Holding Your Breath

I wrote this piece, Hold Your Breath, at the end of 2013 and “rediscovered” it in the recordings on my computer. I’m very proud of it as I was venturing out into strange meters and opposing two-handed rhythms while experimenting with the range of the piano.

But beyond any compositional features, I think what really gave this recording life was the amazingly expressive playing of Blair McMillen.  I was so impressed with his rendition upon the first read I really had no comment or correction. He basically nailed it. On top of that, he’s such a nice guy.

Here’s his second take, recorded on a Steinway at Juilliard:

New Composition Performed

Last night I had a new piece, Always, Ghosts, played by the Composers’ Collective ensemble at the National Opera Center in NYC. Written for piano, cello, clarinet and horn, its a relatively short piece. The musicians were amazing and I look forward to getting the audio and video we had captured posted here. Here are my notes on the composition:

Always, Ghosts was composed as an intention to be a short film. In four parts, entrance, searching, realization, and exit, the music follows the plot of a ghost experiencing these moments and thoughts. The piano is the foundation of the scenery while the cello, clarinet, and horn together act as its observations. In the story, the ghost comes into reality floating, pre-dawn, over the Hudson, returns home to find its child asleep in bed, finds its own body in the woods, concludes its wife was the murderer, and then leaves this plane resigning itself to confusion, sadness, and helplessness. Set in a summer scene on the Hudson River, the composer found inspiration from very early train trips. He would listen to solo string music between New York City and his childhood home in Albany, seeing the sleepy old towns in the grey morning light.

Nocturne for Trumpet and Cello

With this piece, I used a non-repeating 12-tone pattern twice. This means there is an A and a B section, but since there was no repetition of a melody, you won’t notice it without counting tones. But the repetition of notes is allowed, so I used rhythm more as a compositional tool in this.

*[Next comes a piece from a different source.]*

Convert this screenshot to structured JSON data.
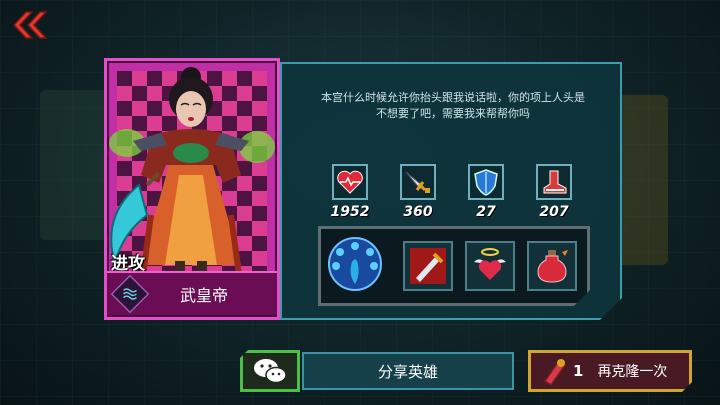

The structure itself hides the A – B idea in that there is simply a point where I finished all twelve tones and then used another twelve tones. In all, this piece only uses 24 tones.

The idea that it is a nocturne-style composition comes from the slow and hushed nature, using muted trumpet and cello.  The title “Sleepy Hollow” has no reference to the children’s story, instead alluding to that feeling of waking up sleep deprived before the sun is up and you can’t seem to form thoughts yet.